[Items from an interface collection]

::::::::::

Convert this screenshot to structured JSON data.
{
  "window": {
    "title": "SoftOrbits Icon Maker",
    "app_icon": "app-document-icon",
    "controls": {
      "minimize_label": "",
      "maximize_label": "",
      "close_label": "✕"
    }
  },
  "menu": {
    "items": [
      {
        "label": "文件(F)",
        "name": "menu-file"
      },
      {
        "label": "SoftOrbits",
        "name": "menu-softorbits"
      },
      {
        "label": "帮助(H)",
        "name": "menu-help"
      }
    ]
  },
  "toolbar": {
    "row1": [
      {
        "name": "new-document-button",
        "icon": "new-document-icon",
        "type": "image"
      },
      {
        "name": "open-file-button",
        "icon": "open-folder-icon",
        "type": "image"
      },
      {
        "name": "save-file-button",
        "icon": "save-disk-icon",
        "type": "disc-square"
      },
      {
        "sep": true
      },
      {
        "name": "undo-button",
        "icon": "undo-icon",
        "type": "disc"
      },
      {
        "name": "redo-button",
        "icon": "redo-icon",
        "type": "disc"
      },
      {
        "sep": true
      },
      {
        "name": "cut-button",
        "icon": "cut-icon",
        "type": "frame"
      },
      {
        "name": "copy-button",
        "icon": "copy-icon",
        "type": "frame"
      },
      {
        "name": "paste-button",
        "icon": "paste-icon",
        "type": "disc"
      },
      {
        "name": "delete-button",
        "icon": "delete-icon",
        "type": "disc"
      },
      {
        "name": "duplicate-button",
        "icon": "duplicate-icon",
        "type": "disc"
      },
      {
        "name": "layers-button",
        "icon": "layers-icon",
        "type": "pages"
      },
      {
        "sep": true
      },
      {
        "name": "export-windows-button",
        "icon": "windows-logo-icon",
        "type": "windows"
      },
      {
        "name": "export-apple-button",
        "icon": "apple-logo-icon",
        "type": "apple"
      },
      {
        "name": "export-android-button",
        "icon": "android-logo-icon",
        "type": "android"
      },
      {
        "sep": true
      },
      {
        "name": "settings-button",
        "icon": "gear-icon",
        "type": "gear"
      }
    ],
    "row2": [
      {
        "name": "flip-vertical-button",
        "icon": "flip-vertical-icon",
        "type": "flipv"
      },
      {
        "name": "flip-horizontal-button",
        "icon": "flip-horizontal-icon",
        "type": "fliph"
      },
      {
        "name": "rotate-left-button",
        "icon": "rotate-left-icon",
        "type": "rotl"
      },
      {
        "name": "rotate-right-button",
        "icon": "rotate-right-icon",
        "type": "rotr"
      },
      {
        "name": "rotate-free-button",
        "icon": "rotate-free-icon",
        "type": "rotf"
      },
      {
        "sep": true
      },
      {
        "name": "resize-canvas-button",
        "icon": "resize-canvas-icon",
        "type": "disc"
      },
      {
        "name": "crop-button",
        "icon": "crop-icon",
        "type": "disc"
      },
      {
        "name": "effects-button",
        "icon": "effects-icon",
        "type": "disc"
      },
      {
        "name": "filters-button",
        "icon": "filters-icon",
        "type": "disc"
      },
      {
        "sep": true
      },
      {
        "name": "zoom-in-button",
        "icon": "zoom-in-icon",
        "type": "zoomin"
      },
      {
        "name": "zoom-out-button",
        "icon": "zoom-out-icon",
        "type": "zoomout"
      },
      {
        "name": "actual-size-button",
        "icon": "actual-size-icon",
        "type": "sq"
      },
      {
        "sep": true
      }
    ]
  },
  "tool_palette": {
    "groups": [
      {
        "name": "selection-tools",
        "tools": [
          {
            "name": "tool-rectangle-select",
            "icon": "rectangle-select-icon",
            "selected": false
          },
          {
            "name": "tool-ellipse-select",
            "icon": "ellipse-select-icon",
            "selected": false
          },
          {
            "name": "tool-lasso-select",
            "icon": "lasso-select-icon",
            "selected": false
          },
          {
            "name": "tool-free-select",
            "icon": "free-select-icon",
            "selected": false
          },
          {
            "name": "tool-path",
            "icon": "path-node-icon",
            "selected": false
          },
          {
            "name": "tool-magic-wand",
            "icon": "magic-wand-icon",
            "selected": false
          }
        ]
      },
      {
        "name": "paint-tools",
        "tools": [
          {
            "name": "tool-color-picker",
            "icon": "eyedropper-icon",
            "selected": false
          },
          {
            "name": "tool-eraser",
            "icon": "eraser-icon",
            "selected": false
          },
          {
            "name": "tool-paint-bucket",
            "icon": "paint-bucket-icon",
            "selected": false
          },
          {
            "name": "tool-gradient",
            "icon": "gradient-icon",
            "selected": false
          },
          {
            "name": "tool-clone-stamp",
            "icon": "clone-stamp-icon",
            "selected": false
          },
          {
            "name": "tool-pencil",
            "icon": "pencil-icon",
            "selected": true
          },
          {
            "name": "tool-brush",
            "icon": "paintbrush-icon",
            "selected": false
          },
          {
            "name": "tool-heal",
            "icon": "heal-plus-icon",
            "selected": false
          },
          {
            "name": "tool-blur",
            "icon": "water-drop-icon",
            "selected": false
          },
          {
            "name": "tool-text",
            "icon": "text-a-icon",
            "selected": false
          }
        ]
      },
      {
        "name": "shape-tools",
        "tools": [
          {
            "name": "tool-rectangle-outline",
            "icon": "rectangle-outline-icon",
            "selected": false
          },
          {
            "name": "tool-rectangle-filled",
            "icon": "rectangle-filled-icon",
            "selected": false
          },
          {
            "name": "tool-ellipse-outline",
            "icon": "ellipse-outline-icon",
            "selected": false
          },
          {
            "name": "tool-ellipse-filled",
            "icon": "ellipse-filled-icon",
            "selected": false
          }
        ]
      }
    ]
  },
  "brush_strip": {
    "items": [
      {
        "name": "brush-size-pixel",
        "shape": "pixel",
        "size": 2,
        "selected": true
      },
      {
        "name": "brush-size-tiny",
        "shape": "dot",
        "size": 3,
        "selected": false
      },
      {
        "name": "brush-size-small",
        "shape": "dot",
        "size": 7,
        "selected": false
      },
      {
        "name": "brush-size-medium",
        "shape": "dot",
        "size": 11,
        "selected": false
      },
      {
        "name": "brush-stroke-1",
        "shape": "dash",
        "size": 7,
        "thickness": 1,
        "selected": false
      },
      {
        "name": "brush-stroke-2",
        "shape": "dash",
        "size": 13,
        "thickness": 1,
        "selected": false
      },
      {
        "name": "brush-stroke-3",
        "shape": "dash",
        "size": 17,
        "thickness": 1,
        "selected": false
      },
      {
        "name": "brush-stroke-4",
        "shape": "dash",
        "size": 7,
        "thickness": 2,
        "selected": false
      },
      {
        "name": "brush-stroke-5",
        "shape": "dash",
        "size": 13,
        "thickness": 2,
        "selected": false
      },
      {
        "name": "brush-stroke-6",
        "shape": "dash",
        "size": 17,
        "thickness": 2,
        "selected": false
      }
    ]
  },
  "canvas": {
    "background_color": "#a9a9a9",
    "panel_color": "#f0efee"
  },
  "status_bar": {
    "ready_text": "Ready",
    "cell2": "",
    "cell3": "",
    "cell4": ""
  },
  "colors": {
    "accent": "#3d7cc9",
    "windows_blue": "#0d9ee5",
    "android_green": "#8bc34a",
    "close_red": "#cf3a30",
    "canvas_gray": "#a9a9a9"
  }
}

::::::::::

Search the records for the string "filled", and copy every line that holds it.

            "name": "tool-rectangle-filled",
            "icon": "rectangle-filled-icon",
            "name": "tool-ellipse-filled",
            "icon": "ellipse-filled-icon",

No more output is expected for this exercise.